They smelled lovely – an aromatic blend of lemon and grapefruit – so I couldn’t understand why many people were so keen on giving away as many as possible. I ended up with about three jumbo pieces before I started turning away donations.
When I got home, I eagerly cut into my new treasures. Almost immediately I could see why nobody wanted anything to do with these yellow bastards; they are quite possibly the worst citrus ever, with absolutely no redeeming qualities. Dozens of deeply embedded seeds make the fruit difficult to eat like a grapefruit. It doesn’t produce a lot of juice – in fact, I could hardly squeeze a drop without physically digging through the pulp with my fingernails.

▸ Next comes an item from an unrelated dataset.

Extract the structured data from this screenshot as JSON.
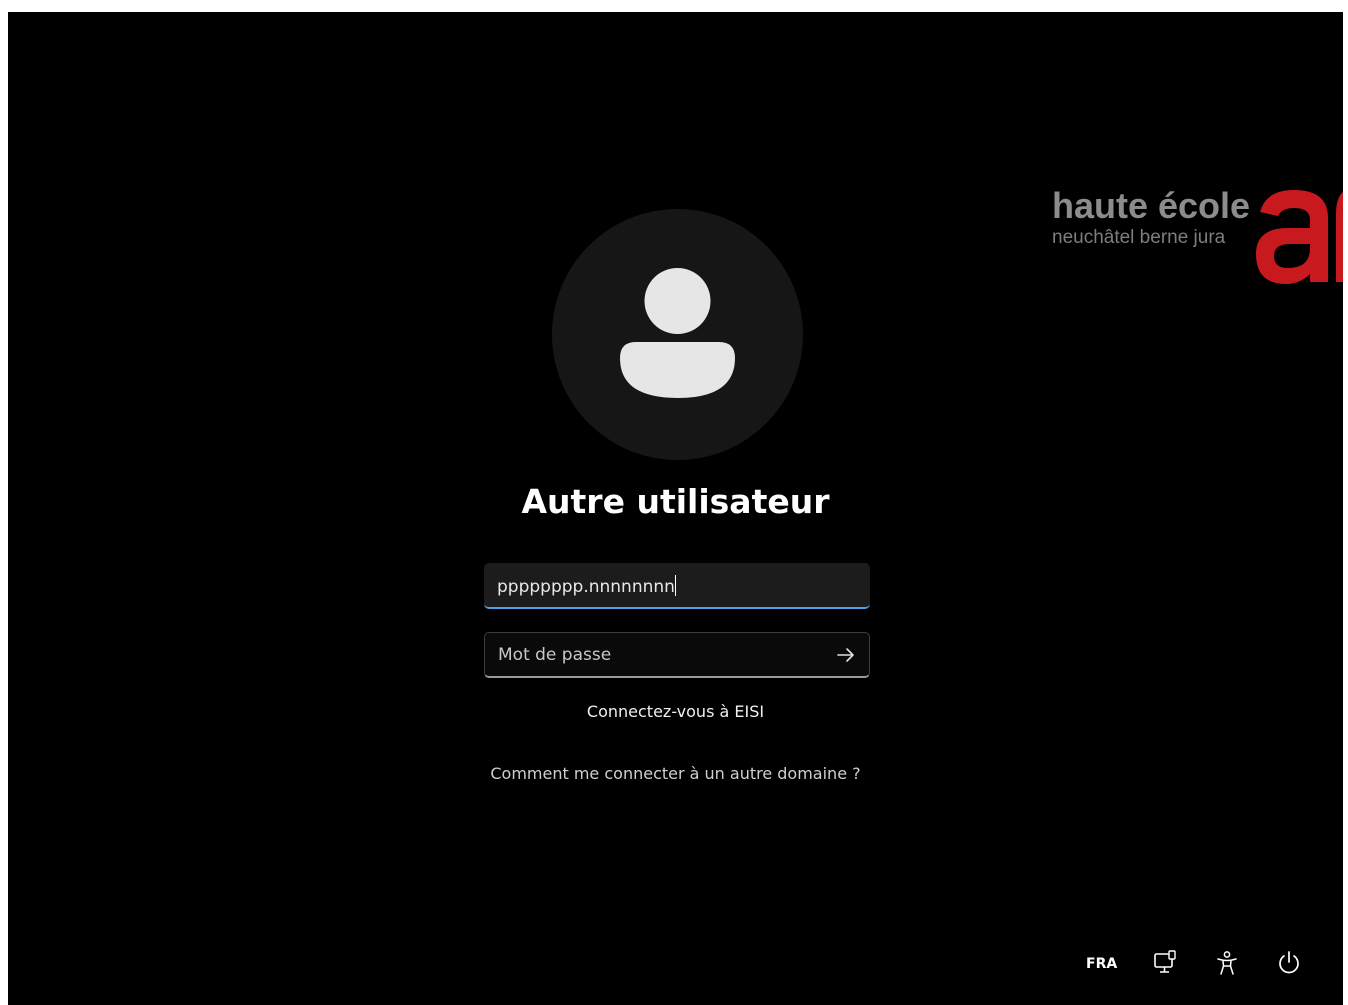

The pith was thick and fused to the pulp, which itself failed to live up to its smell: my first bite delivered nothing but a punchless lemon flavor dotted by the bitterness of the pith that still clung on for dear life.
A coworker told me the name, but I forgot it. Maybe there are some connoisseurs of incorrigible citrus out there who know? Either way, you’re better off sticking with one of the dozens of other Japanese citrus fruits, like the beloved winter mikan – sadly on its way out of season now.